* [The problem]: Please retype only the lines below that run from the one containing "Enumerate this screenshot's" through the last line, both included, without altering a word.

* [Data listing]:
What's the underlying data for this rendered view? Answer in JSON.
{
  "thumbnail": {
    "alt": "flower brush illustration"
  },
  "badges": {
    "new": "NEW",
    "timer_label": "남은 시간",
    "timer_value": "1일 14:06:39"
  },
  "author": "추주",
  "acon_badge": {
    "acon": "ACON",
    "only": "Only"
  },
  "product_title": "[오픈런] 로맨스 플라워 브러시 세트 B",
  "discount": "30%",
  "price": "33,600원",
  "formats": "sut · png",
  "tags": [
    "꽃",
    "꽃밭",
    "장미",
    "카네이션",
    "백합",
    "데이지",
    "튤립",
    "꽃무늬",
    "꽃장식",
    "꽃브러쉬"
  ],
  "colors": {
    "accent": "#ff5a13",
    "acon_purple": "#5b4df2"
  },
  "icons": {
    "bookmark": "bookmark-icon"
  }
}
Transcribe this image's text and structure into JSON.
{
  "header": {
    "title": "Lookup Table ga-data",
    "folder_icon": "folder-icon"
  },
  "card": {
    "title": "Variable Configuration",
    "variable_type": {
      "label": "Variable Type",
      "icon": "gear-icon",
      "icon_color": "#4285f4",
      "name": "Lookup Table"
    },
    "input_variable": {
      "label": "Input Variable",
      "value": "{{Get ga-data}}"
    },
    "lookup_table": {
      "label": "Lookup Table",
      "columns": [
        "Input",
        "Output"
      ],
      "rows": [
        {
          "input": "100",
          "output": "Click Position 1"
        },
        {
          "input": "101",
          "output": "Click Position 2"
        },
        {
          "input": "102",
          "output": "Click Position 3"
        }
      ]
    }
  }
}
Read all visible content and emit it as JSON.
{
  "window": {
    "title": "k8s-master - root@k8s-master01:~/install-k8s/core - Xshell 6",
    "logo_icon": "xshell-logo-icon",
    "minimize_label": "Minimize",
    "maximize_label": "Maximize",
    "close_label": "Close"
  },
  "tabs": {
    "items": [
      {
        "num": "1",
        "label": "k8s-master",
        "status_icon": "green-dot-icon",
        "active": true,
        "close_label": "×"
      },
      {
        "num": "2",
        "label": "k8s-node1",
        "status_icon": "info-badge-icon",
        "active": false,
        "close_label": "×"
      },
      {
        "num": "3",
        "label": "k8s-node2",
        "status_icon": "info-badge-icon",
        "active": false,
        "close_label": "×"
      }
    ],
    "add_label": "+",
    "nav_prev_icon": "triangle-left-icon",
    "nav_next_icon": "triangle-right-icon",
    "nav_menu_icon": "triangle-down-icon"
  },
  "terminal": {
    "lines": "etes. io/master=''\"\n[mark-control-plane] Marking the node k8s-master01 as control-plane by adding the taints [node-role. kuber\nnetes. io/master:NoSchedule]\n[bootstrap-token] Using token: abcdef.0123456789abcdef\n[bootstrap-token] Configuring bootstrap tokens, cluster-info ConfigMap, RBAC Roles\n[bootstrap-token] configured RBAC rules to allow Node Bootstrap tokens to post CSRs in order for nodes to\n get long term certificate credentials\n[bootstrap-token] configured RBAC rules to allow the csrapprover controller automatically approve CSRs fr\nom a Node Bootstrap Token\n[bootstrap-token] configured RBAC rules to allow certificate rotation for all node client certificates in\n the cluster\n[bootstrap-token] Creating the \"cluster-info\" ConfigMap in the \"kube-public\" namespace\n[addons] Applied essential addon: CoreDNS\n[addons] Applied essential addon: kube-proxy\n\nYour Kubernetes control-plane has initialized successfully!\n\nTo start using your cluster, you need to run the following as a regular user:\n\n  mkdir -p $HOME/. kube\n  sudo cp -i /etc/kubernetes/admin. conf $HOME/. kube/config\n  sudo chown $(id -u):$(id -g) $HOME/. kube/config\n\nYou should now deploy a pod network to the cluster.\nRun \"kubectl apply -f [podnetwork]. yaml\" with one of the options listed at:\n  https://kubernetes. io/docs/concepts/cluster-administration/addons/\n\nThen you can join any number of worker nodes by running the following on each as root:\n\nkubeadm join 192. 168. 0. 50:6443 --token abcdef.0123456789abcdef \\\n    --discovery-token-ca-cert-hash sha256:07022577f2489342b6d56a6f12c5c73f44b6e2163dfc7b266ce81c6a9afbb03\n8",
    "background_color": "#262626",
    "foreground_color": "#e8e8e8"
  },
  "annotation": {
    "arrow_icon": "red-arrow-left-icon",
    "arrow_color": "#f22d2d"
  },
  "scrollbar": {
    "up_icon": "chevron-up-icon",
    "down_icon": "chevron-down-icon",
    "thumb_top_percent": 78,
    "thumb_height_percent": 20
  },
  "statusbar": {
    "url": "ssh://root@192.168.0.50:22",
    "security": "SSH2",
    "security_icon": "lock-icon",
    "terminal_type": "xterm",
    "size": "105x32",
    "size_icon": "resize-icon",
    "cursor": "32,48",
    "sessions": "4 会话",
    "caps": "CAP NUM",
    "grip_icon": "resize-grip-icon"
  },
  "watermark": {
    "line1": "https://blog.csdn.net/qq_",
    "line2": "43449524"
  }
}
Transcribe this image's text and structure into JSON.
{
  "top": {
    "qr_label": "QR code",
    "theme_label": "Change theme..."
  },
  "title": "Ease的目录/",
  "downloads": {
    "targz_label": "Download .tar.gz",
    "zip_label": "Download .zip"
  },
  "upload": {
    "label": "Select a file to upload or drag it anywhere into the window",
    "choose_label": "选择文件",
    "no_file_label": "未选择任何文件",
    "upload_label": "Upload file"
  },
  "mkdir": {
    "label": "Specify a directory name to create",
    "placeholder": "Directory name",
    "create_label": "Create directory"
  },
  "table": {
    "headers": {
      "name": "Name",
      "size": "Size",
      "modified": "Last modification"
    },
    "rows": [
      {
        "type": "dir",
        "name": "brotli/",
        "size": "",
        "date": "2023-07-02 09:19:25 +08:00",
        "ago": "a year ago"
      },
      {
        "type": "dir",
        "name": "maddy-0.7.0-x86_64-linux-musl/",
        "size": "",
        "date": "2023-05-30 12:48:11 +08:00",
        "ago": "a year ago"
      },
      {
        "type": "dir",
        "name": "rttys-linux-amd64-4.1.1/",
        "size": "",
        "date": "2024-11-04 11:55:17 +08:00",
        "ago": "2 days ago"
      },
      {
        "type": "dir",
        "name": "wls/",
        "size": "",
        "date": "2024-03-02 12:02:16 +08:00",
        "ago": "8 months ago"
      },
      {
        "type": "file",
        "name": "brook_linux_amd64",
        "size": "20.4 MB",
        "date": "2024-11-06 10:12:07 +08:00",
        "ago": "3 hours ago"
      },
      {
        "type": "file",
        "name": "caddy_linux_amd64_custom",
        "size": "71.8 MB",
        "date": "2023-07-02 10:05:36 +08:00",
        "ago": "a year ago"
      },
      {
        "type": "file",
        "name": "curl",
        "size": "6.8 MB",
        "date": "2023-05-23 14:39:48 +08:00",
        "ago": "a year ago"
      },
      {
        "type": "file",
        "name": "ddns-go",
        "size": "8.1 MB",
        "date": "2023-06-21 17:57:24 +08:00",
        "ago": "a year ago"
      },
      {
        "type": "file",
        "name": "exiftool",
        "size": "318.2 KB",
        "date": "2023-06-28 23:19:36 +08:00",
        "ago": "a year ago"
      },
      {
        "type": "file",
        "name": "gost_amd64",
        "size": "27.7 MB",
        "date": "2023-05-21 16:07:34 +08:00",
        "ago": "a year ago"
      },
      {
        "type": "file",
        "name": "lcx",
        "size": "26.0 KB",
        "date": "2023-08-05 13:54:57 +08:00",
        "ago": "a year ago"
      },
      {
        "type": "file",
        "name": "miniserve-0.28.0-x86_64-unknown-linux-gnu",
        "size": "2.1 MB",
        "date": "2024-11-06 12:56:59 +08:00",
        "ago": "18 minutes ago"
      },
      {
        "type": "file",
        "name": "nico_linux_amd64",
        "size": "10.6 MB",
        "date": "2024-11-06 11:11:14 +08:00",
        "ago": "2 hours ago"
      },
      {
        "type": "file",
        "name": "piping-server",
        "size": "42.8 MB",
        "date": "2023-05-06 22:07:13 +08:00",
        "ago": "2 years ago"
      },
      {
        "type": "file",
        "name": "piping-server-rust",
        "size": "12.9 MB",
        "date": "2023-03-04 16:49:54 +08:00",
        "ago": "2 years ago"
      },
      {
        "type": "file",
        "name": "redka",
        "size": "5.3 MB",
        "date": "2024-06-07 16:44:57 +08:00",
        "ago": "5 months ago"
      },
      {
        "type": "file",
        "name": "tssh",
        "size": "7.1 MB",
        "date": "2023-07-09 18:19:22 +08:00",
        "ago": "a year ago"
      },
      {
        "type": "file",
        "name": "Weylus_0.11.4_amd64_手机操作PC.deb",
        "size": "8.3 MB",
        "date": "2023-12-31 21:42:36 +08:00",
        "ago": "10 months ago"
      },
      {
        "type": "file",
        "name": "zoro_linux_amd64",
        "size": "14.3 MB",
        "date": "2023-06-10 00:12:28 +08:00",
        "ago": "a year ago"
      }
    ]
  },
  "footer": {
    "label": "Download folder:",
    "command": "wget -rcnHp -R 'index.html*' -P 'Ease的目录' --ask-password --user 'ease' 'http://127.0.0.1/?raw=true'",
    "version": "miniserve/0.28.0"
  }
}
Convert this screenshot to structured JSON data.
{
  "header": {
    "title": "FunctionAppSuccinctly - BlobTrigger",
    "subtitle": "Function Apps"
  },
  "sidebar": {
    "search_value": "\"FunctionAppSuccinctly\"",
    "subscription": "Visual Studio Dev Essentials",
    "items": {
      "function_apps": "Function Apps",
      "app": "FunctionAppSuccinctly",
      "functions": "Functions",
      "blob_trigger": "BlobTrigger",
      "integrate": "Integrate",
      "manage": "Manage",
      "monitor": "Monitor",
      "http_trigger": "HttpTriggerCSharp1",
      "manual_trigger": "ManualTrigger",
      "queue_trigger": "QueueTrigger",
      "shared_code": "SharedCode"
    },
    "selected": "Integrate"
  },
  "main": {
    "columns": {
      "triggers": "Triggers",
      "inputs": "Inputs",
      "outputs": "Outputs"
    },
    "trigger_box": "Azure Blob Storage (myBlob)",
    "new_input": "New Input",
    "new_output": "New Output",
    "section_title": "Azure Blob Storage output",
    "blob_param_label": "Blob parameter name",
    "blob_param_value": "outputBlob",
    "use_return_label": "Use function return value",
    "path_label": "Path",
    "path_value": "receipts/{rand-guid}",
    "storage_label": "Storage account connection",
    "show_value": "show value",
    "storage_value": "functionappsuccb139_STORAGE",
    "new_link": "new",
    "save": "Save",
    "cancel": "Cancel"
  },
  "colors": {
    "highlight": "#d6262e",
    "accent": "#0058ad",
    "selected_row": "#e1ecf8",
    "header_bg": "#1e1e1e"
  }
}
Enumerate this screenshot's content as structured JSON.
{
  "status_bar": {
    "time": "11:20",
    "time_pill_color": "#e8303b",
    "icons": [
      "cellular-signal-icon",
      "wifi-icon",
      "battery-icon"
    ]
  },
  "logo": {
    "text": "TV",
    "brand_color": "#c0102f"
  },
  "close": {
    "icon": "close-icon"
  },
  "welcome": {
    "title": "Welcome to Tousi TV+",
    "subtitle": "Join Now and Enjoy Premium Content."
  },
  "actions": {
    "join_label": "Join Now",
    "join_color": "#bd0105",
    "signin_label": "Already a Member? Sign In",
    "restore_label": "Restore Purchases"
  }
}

* [Answer box]:
Enumerate this screenshot's content as structured JSON.
{
  "status_bar": {
    "time": "11:20",
    "time_pill_color": "#e8303b",
    "icons": [
      "cellular-signal-icon",
      "wifi-icon",
      "battery-icon"
    ]
  },
  "logo": {
    "text": "TV",
    "brand_color": "#c0102f"
  },
  "close": {
    "icon": "close-icon"
  },
  "welcome": {
    "title": "Welcome to Tousi TV+",
    "subtitle": "Join Now and Enjoy Premium Content."
  },
  "actions": {
    "join_label": "Join Now",
    "join_color": "#bd0105",
    "signin_label": "Already a Member? Sign In",
    "restore_label": "Restore Purchases"
  }
}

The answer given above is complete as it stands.